A Segway is an ecological way of travelling through the wintery snow-smothered valleys of the region. 

Photograph by ALTITUD EXTREM

5. Segway on snow

For a winter sport with a bit of a difference, take a Segway right through the snow. An ecological way of travelling through the wintery snow-smothered valleys, Segways are also easier to master than skis or snowboards, meaning it won’t take you long to get out and hit the trails. The good news? Kids can join in the fun, too, cruising along mountain paths and gazing out as nature unfolds along the way, whether you book a quick 15-minute ride or delve a little deeper into the valley on two-hour trip.

For more information, head to visitpirineus.com

Follow National Geographic Traveller on social media

Facebook | Twitter | Instagram

Read More

You might also like

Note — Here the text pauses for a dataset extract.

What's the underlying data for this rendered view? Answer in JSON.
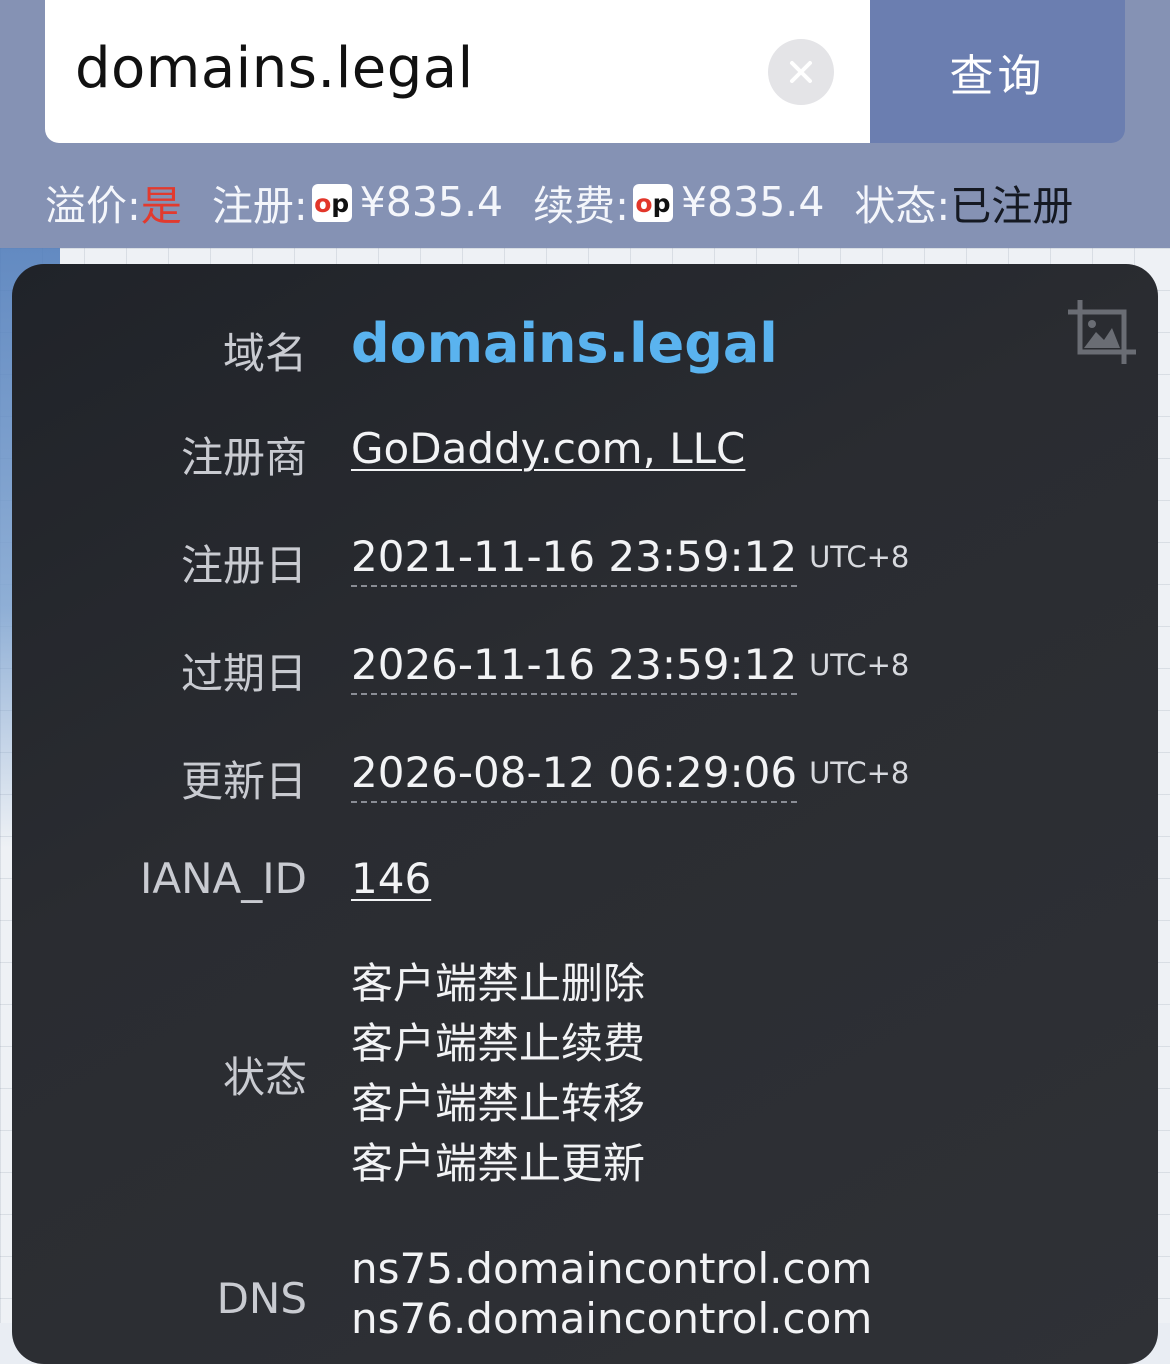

Travel
How to spend five days in the Pyrenees of Catalonia
Travel
The travel kit list: bikepacking essentials for 2022
Travel
Winter flavours: chef Richard Corrigan's favourite ingredients and indulgences
Travel
Five of the best Christmas theme-park experiences in Europe
Travel
How to spend a weekend in Tallinn, Estonia

Explore Nat Geo

  • Animals
  • Environment
  • History & Culture
  • Science
  • Travel
  • Photography
  • Space
  • Adventure
  • Video

About us

Subscribe

  • Magazines
  • Newsletter
  • Disney+

Follow us

Copyright © 1996-2015 National Geographic Society. Copyright © 2015-2021 National Geographic Partners, LLC. All rights reserved